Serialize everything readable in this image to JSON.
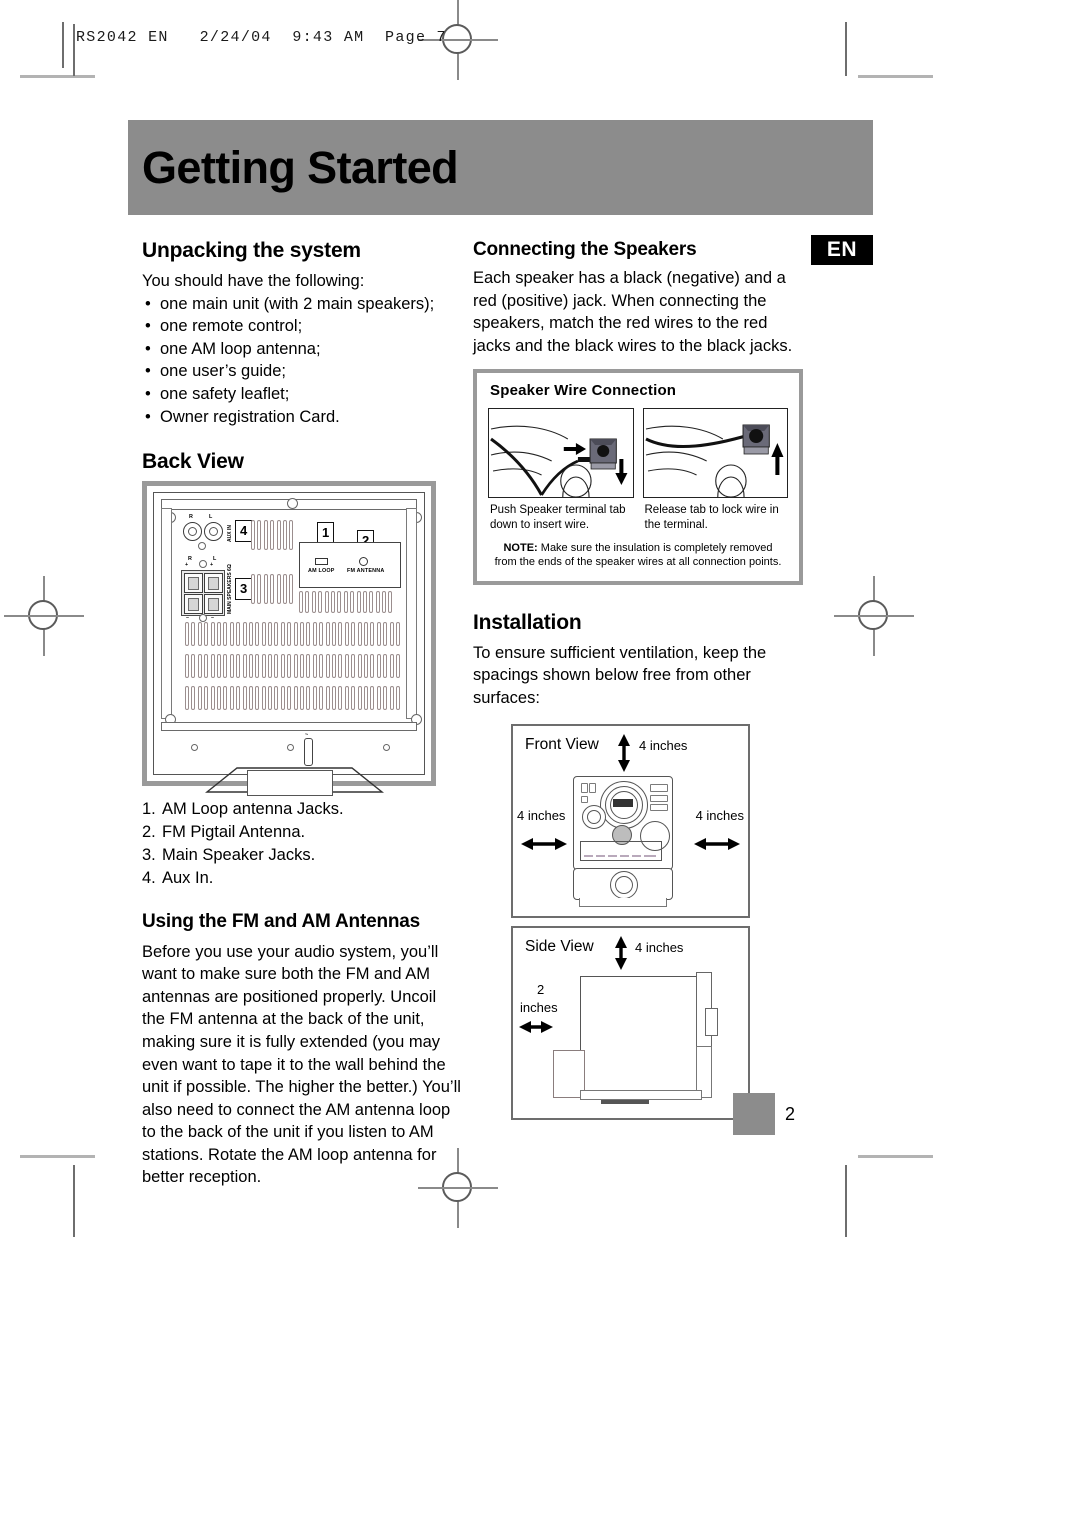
{
  "slug": {
    "text": "RS2042 EN   2/24/04  9:43 AM  Page 7"
  },
  "header": {
    "title": "Getting Started"
  },
  "language_badge": {
    "label": "EN"
  },
  "left_column": {
    "unpacking": {
      "heading": "Unpacking the system",
      "intro": "You should have the following:",
      "items": [
        "one main unit (with 2 main speakers);",
        "one remote control;",
        "one AM loop antenna;",
        "one user’s guide;",
        "one safety leaflet;",
        "Owner registration Card."
      ]
    },
    "back_view": {
      "heading": "Back View",
      "diagram": {
        "labels": {
          "rca_right": "R",
          "rca_left": "L",
          "aux_in": "AUX IN",
          "speaker_right": "R",
          "speaker_left": "L",
          "plus": "+",
          "minus": "–",
          "main_speakers": "MAIN SPEAKERS 6Ω",
          "am_loop": "AM LOOP",
          "fm_antenna": "FM ANTENNA",
          "power": "~"
        },
        "callouts": [
          "1",
          "2",
          "3",
          "4"
        ]
      },
      "legend": [
        {
          "n": "1.",
          "text": "AM Loop antenna Jacks."
        },
        {
          "n": "2.",
          "text": "FM Pigtail Antenna."
        },
        {
          "n": "3.",
          "text": "Main Speaker Jacks."
        },
        {
          "n": "4.",
          "text": "Aux In."
        }
      ]
    },
    "antennas": {
      "heading": "Using the FM and AM Antennas",
      "body": "Before you use your audio system, you’ll want to make sure both the FM and AM antennas are positioned properly.  Uncoil the FM antenna at the back of the unit, making sure it is fully extended (you may even want to tape it to the wall behind the unit if possible. The higher the better.) You’ll also need to connect the AM antenna loop to the back of the unit if you listen to AM stations. Rotate the AM loop antenna for better reception."
    }
  },
  "right_column": {
    "connecting": {
      "heading": "Connecting the Speakers",
      "body": "Each speaker has a black (negative) and a red (positive) jack.  When connecting the speakers, match the red wires to the red jacks and the black wires to the black jacks."
    },
    "wire_box": {
      "heading": "Speaker  Wire Connection",
      "captions": [
        "Push Speaker terminal tab down to insert wire.",
        "Release tab to lock wire in the terminal."
      ],
      "note_label": "NOTE:",
      "note_text": "Make sure the insulation  is completely removed from the ends of the speaker wires at all connection  points."
    },
    "installation": {
      "heading": "Installation",
      "body": "To ensure sufficient ventilation, keep the spacings shown below free from other surfaces:",
      "front_view": {
        "label": "Front View",
        "top": "4 inches",
        "left": "4 inches",
        "right": "4 inches"
      },
      "side_view": {
        "label": "Side View",
        "top": "4 inches",
        "left_line1": "2",
        "left_line2": "inches"
      }
    }
  },
  "footer": {
    "page_number": "2"
  },
  "colors": {
    "band_gray": "#8c8c8c",
    "box_border_gray": "#9a9a9a",
    "badge_black": "#000000",
    "mark_gray": "#b3b3b3"
  }
}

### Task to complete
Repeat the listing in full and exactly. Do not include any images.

### Response to this exercise
Serialize everything readable in this image to JSON.
{
  "slug": {
    "text": "RS2042 EN   2/24/04  9:43 AM  Page 7"
  },
  "header": {
    "title": "Getting Started"
  },
  "language_badge": {
    "label": "EN"
  },
  "left_column": {
    "unpacking": {
      "heading": "Unpacking the system",
      "intro": "You should have the following:",
      "items": [
        "one main unit (with 2 main speakers);",
        "one remote control;",
        "one AM loop antenna;",
        "one user’s guide;",
        "one safety leaflet;",
        "Owner registration Card."
      ]
    },
    "back_view": {
      "heading": "Back View",
      "diagram": {
        "labels": {
          "rca_right": "R",
          "rca_left": "L",
          "aux_in": "AUX IN",
          "speaker_right": "R",
          "speaker_left": "L",
          "plus": "+",
          "minus": "–",
          "main_speakers": "MAIN SPEAKERS 6Ω",
          "am_loop": "AM LOOP",
          "fm_antenna": "FM ANTENNA",
          "power": "~"
        },
        "callouts": [
          "1",
          "2",
          "3",
          "4"
        ]
      },
      "legend": [
        {
          "n": "1.",
          "text": "AM Loop antenna Jacks."
        },
        {
          "n": "2.",
          "text": "FM Pigtail Antenna."
        },
        {
          "n": "3.",
          "text": "Main Speaker Jacks."
        },
        {
          "n": "4.",
          "text": "Aux In."
        }
      ]
    },
    "antennas": {
      "heading": "Using the FM and AM Antennas",
      "body": "Before you use your audio system, you’ll want to make sure both the FM and AM antennas are positioned properly.  Uncoil the FM antenna at the back of the unit, making sure it is fully extended (you may even want to tape it to the wall behind the unit if possible. The higher the better.) You’ll also need to connect the AM antenna loop to the back of the unit if you listen to AM stations. Rotate the AM loop antenna for better reception."
    }
  },
  "right_column": {
    "connecting": {
      "heading": "Connecting the Speakers",
      "body": "Each speaker has a black (negative) and a red (positive) jack.  When connecting the speakers, match the red wires to the red jacks and the black wires to the black jacks."
    },
    "wire_box": {
      "heading": "Speaker  Wire Connection",
      "captions": [
        "Push Speaker terminal tab down to insert wire.",
        "Release tab to lock wire in the terminal."
      ],
      "note_label": "NOTE:",
      "note_text": "Make sure the insulation  is completely removed from the ends of the speaker wires at all connection  points."
    },
    "installation": {
      "heading": "Installation",
      "body": "To ensure sufficient ventilation, keep the spacings shown below free from other surfaces:",
      "front_view": {
        "label": "Front View",
        "top": "4 inches",
        "left": "4 inches",
        "right": "4 inches"
      },
      "side_view": {
        "label": "Side View",
        "top": "4 inches",
        "left_line1": "2",
        "left_line2": "inches"
      }
    }
  },
  "footer": {
    "page_number": "2"
  },
  "colors": {
    "band_gray": "#8c8c8c",
    "box_border_gray": "#9a9a9a",
    "badge_black": "#000000",
    "mark_gray": "#b3b3b3"
  }
}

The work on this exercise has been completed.